Review: Titania McGrath’s Woke

Indeed, wokeness is a phenomenon that we may never be able to comprehend fully.
Indeed, wokeness is a phenomenon that we may never be able to comprehend fully.

Last week, the New York Times published an incredibly witless articleentitled, “I Broke Up With Her Because She Was White.” Written by Christopher Rivas, this article is the latest in a series of articles that seem to glorify the idea of racial segregation. Following the lead of Ekow N. Yankah’s article that cogitated over whether or not his children could “truly be friends with white people,” Rivas recounts the struggle he endured while breaking up with his girlfriend because she was Caucasian.

Pressured by a modish wokeness, Rivas began to think he was betraying his people by dating white women. “ So here I stand, trying to be woke, and not dating white women, and feeling kind of bad about it,” Rivas bemoans.

Several questions arise. Not the least of which being: Who decided to publish this? Before publishing, did they ever consider how much this might resemble the pontificating of Jim Crow advocates?

Seeing society’s unrequited love affair with wokeness, I’ll assume that they didn’t. But how are we to make sense of this new religion?

For this, we have Titania McGrath, the radical intersectional feminist poet who verbally bombards the “white supremacist patriarchy.” A malcontent who is fed up with us ignoramuses, McGrath has published her first book. Simply titled Woke: A Guide to Social Justice, it’s a manifesto written in prose possessing a revolutionary zeal so potent Che Guevara would lecherously swoon and request that she provide him with remedial education in social revolution.

McGrath addresses the vast intricacies of wokeness and responds to the counterarguments that the agents of the patriarchy often make. She also outlines how this puritanical movement can attract converts. Her insight is sought after since, after all, “our society is a slumbering beast that has been trapped in its coma for far too long.”

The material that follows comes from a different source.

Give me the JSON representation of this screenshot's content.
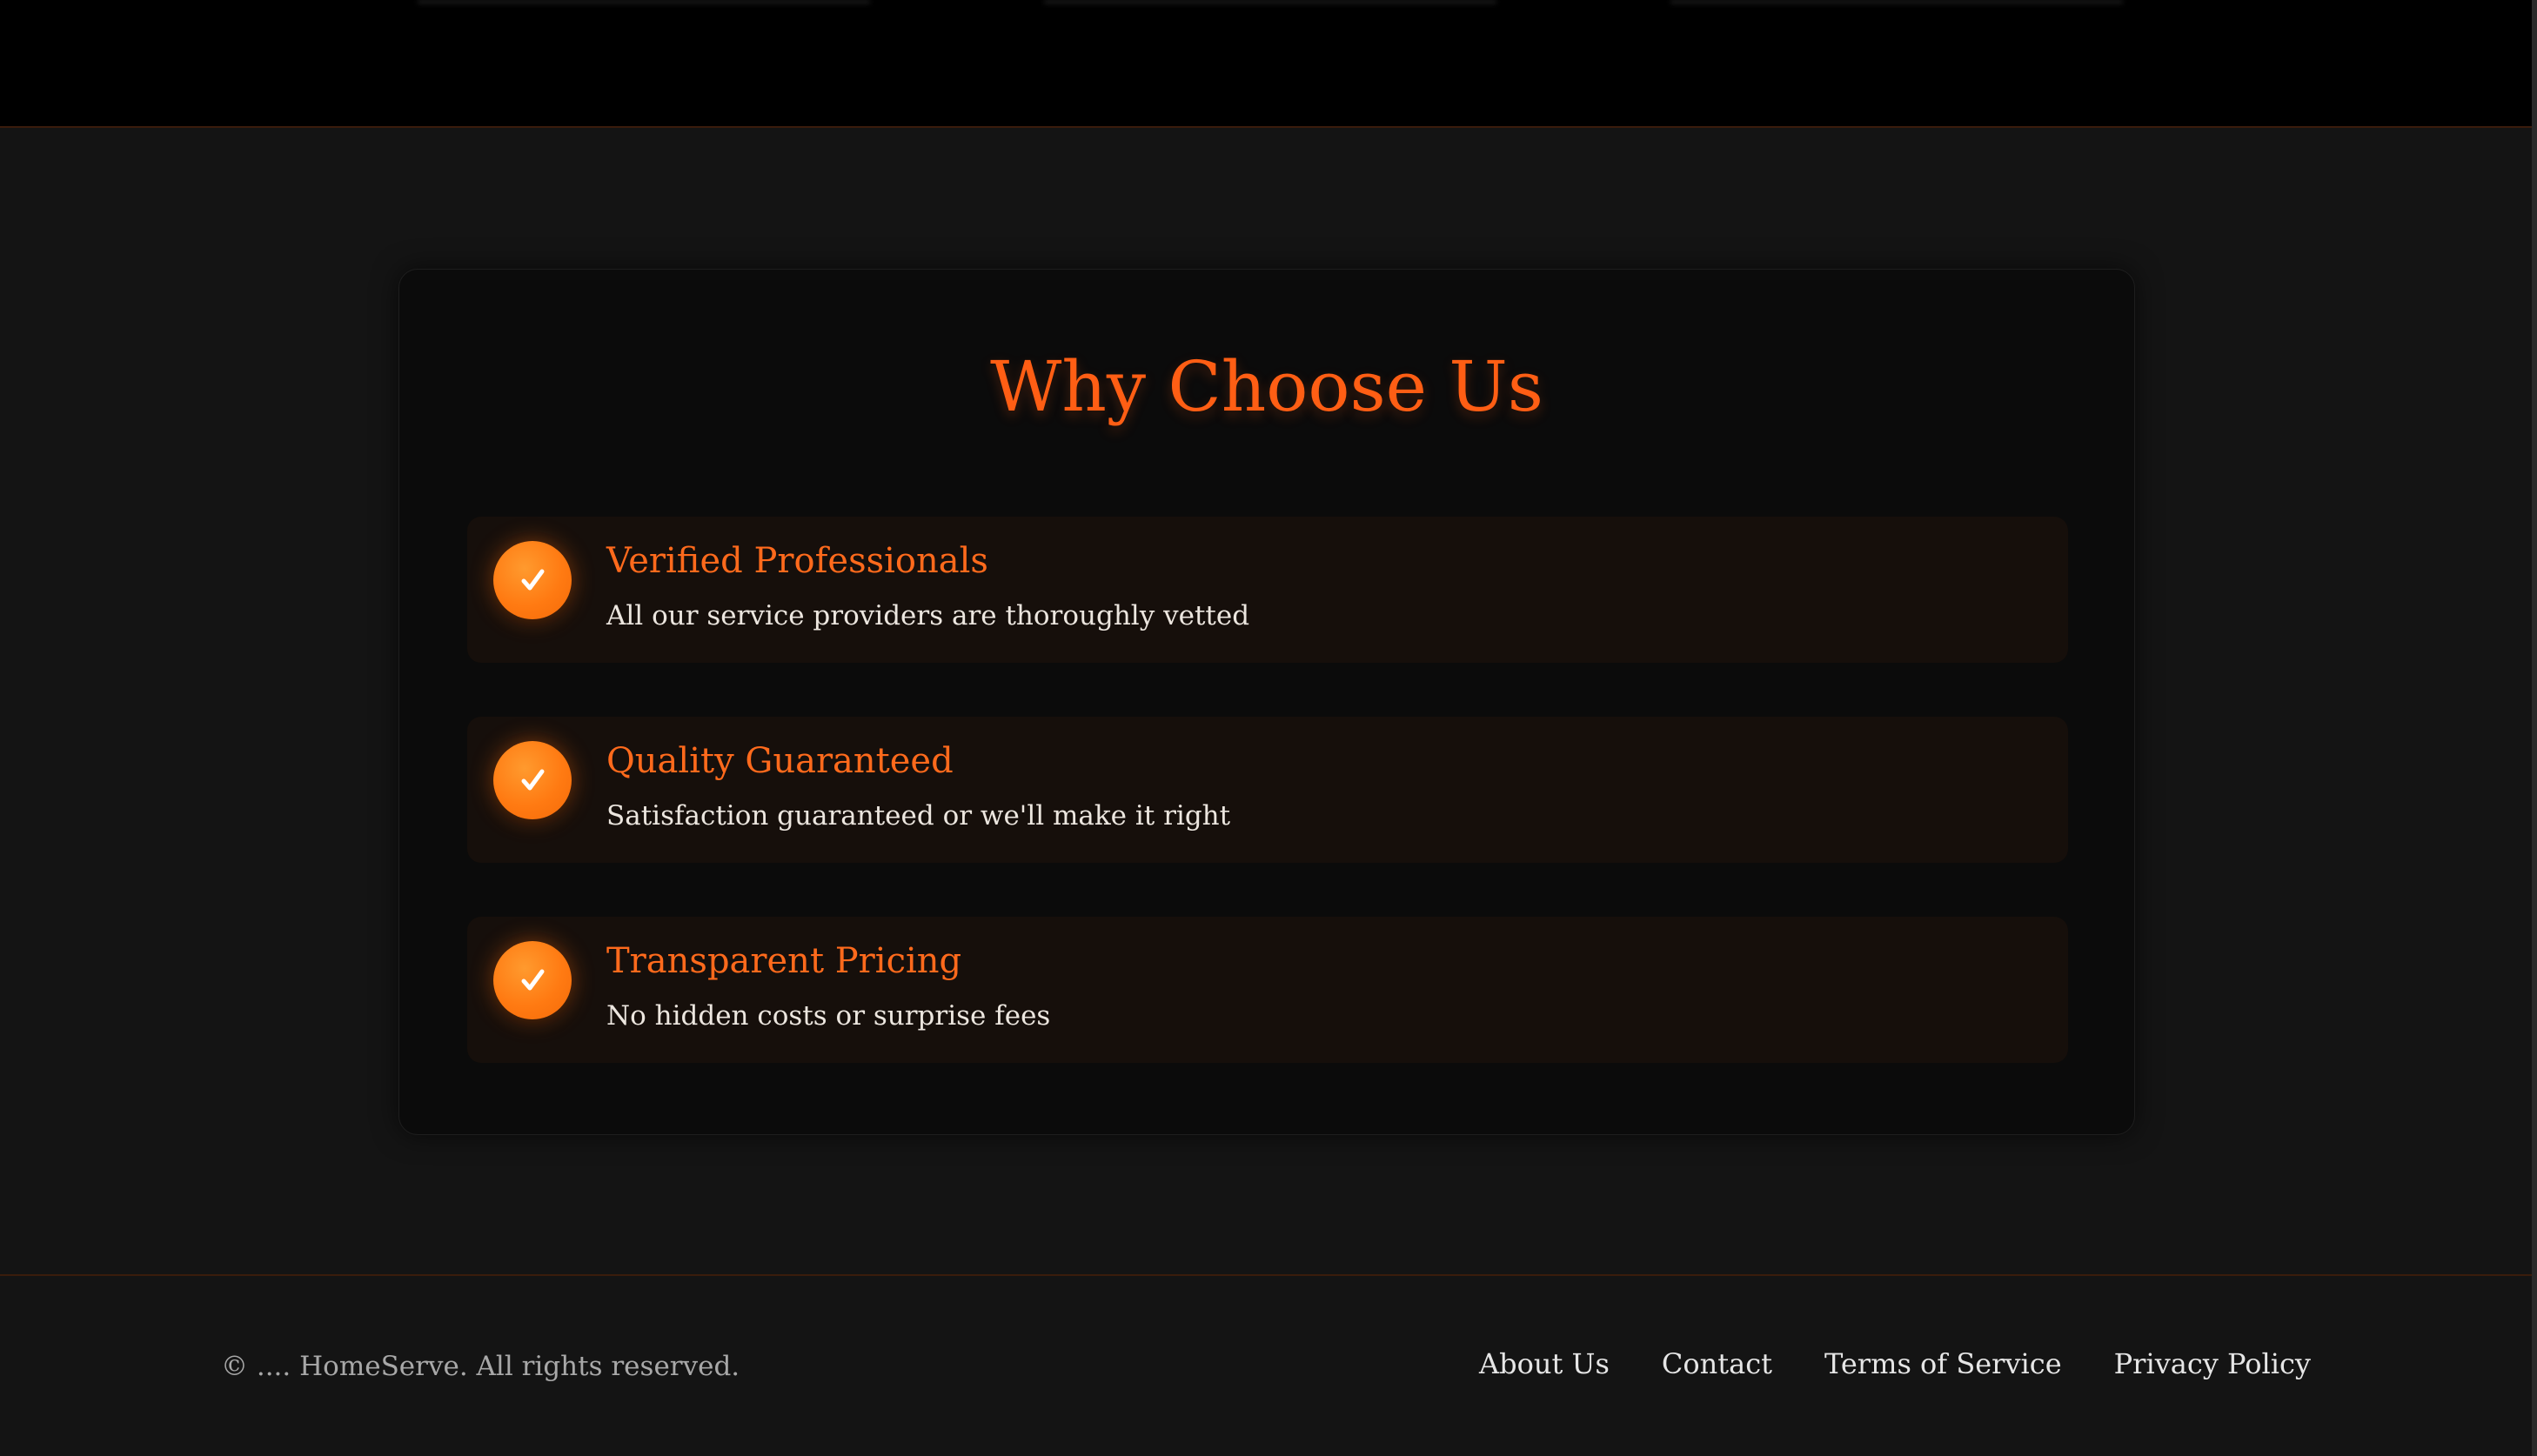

Proving to be Winston Churchill’s 21st-century equivalent, McGrath teabags “the foes of justice with a gender-neutral scrotum.” And challenges the “illusion of freedom” to extirpate Nazis and destroy any other obstacles to the “Intersectional Socialist Utopia.”

We all live in a “heteronormative patriarchy” that’s a “Tyranny of Facts” erected by the “Scourge of Whiteness.” Knowledge is a “patriarchal construct” that is only convenient for those who want to strengthen the white male authoritarians’ grip on power. So what must we do to rectify this?

According to McGrath, our society is almost irreparably “unwoke,” and we might have to implement drastic purgatory measures. We shall be heedful of the wisdom of brave reformists like Hannah Gadsby and eradicate anything offensive. Reforming things like comedy and any other art form perceived to be toxically masculine should be our first priority. Scientists will also tremble at the feet of these woke revolutionaries. As McGrath avers: “The idea that knowledge is more important than feelings is everything that is wrong with the field of modern science.”

With a knack for conflict analysis that would rival Churchill’s, McGrath identifies our real enemies with panache. “Every sperm is an invader” if you didn’t know, and those who commit cultural genocide by doing yoga are civilization’s true adversaries. As are compilers of the English dictionary who give credence to antediluvian definitions of racism that enable us to think a person of colour can also be racist.

They must be defeated, as do the Brexiteers who are the agents of a nascent Fourth Reich. To extinguish this threat, McGrath advises that Britain should replace those who voted for Brexit with migrants from Syria. We also mustn’t fear Islamists since they are strong allies of feminists.

As many should know by now, everything I discussed above is the product of Andrew Doyle’s genius. Doyle is a writer who saw the creation of a satirical character as the only viable response to a culture that is “impervious to reason.”

As I wrote in December, parodying wokeness might be the “best way to expose its futility.” Good ideas and well-reasoned arguments should then buttress satire.

Parodies like this should be used to shine a light on the pest of shoddy woke thinking so we can then apply reason and truth as disinfectants.

The book is a necessary contribution to the culture wars, and one of the most amusing things I’ve ever read. I must say that there were a few moments wherein I asked myself if Doyle was going too far with his portrayal of the prototypical woke Leftist.

But reminding myself of my own interactions with Social Justice Warriors ascertained that such concerns were misplaced. It is both disconcerting and hilarious how blurred the lines are between parody and reality.

Having sat in on many woke congregations, I feel comfortable inferring that McGrath’s writings are one gigantic thought bubble for what some wokescolds might actually think. I can see one of my professors agreeing with McGrath, particularly when she explains ways to modify the curriculum to have it nurture social justice inclinations, and when she discusses the superiority of Blackness over Whiteness.

Indeed, wokeness is a phenomenon that we may never be able to comprehend fully.

But no matter the extent of our bewilderment, it is clear that we are living during a time of full wokenization.

Under the tutelage of McGrath’s disciples, society will proceed into the future “Hornlocked and hyperwoke.” We best get ready.